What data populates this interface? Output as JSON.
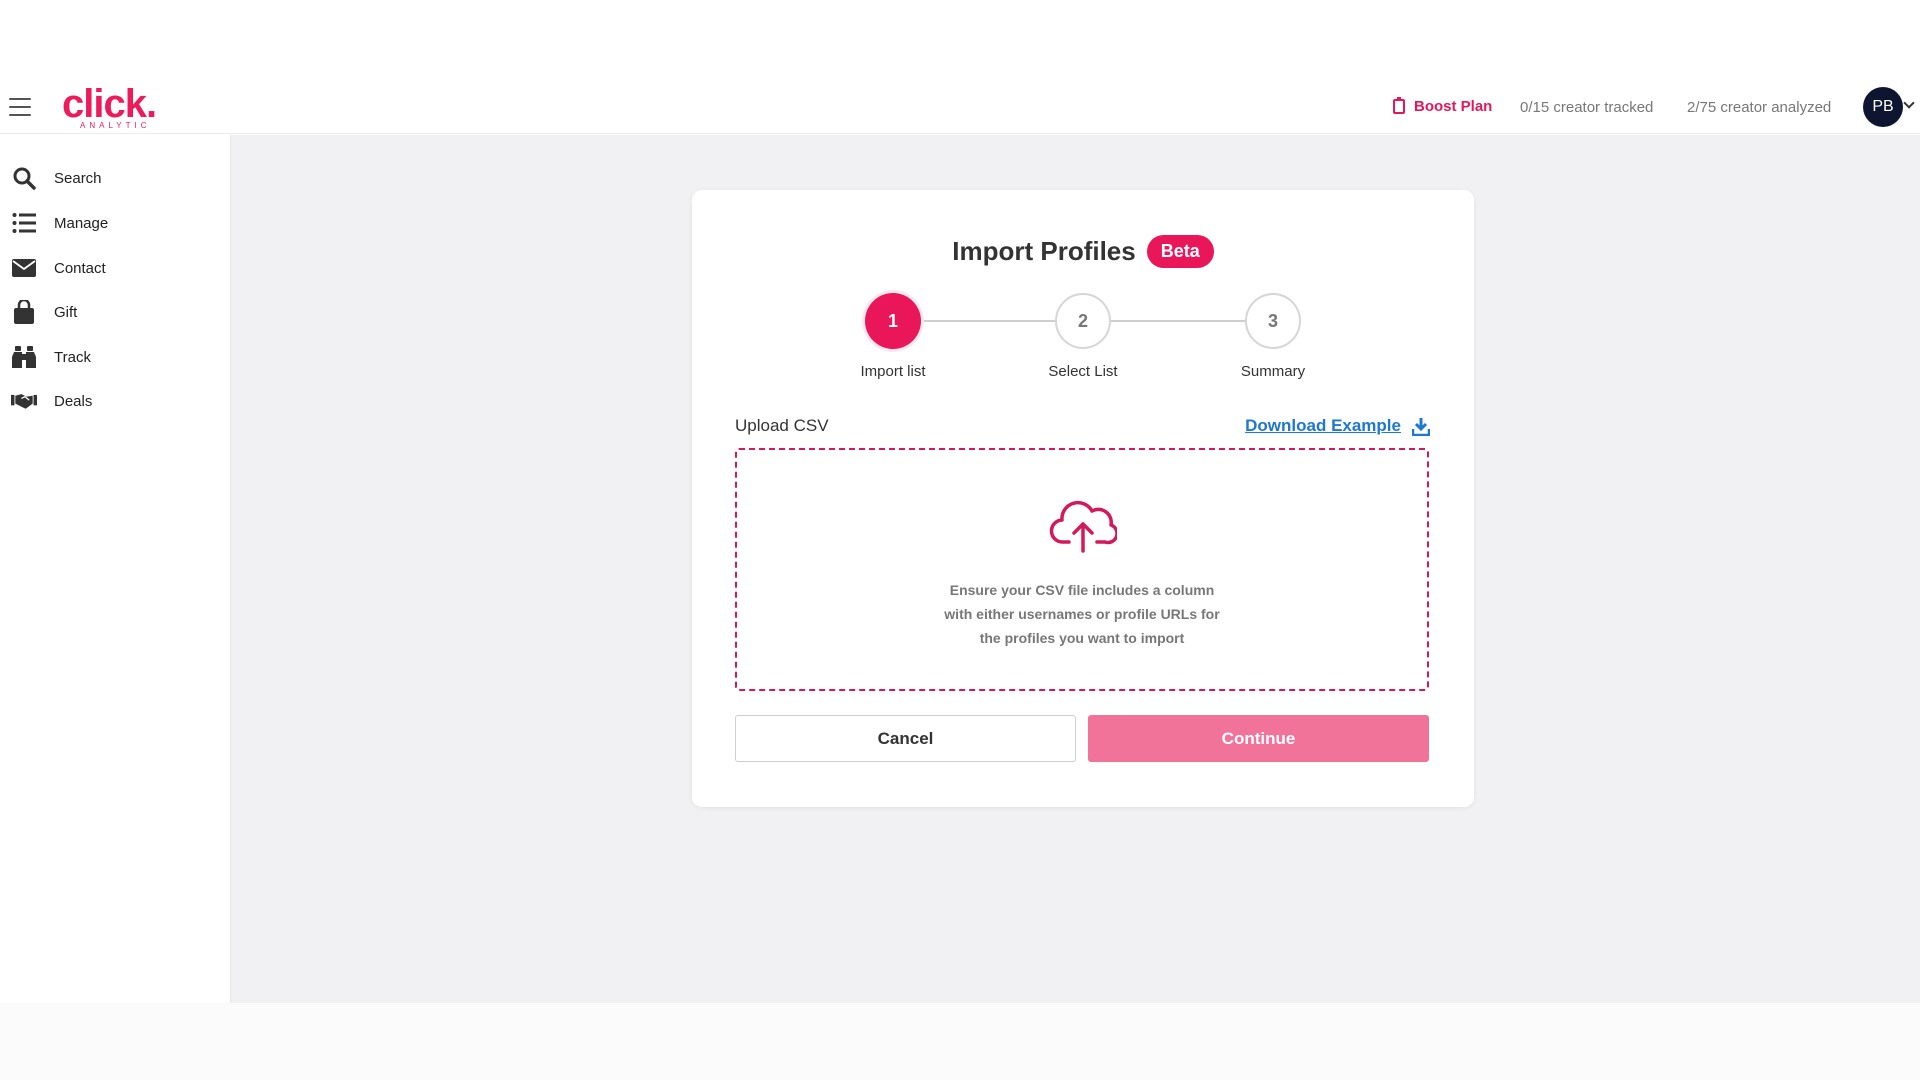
{
  "brand": {
    "name": "click.",
    "tagline": "ANALYTIC",
    "color": "#ec1c5c"
  },
  "header": {
    "plan_label": "Boost Plan",
    "tracked": "0/15 creator tracked",
    "analyzed": "2/75 creator analyzed",
    "avatar_initials": "PB"
  },
  "sidebar": {
    "items": [
      {
        "label": "Search",
        "icon": "search-icon"
      },
      {
        "label": "Manage",
        "icon": "list-icon"
      },
      {
        "label": "Contact",
        "icon": "envelope-icon"
      },
      {
        "label": "Gift",
        "icon": "shopping-bag-icon"
      },
      {
        "label": "Track",
        "icon": "binoculars-icon"
      },
      {
        "label": "Deals",
        "icon": "handshake-icon"
      }
    ]
  },
  "modal": {
    "title": "Import Profiles",
    "badge": "Beta",
    "steps": [
      {
        "number": "1",
        "label": "Import list",
        "active": true
      },
      {
        "number": "2",
        "label": "Select List",
        "active": false
      },
      {
        "number": "3",
        "label": "Summary",
        "active": false
      }
    ],
    "upload_label": "Upload CSV",
    "download_label": "Download Example",
    "dropzone": {
      "icon": "cloud-upload-icon",
      "text_lines": [
        "Ensure your CSV file includes a column",
        "with either usernames or profile URLs for",
        "the profiles you want to import"
      ]
    },
    "cancel_label": "Cancel",
    "continue_label": "Continue"
  },
  "colors": {
    "accent": "#e9175a",
    "continue_bg": "#f2739a",
    "link": "#1e78d0"
  }
}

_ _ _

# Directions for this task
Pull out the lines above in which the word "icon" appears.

# Written answer
        "icon": "search-icon"
        "icon": "list-icon"
        "icon": "envelope-icon"
        "icon": "shopping-bag-icon"
        "icon": "binoculars-icon"
        "icon": "handshake-icon"
      "icon": "cloud-upload-icon",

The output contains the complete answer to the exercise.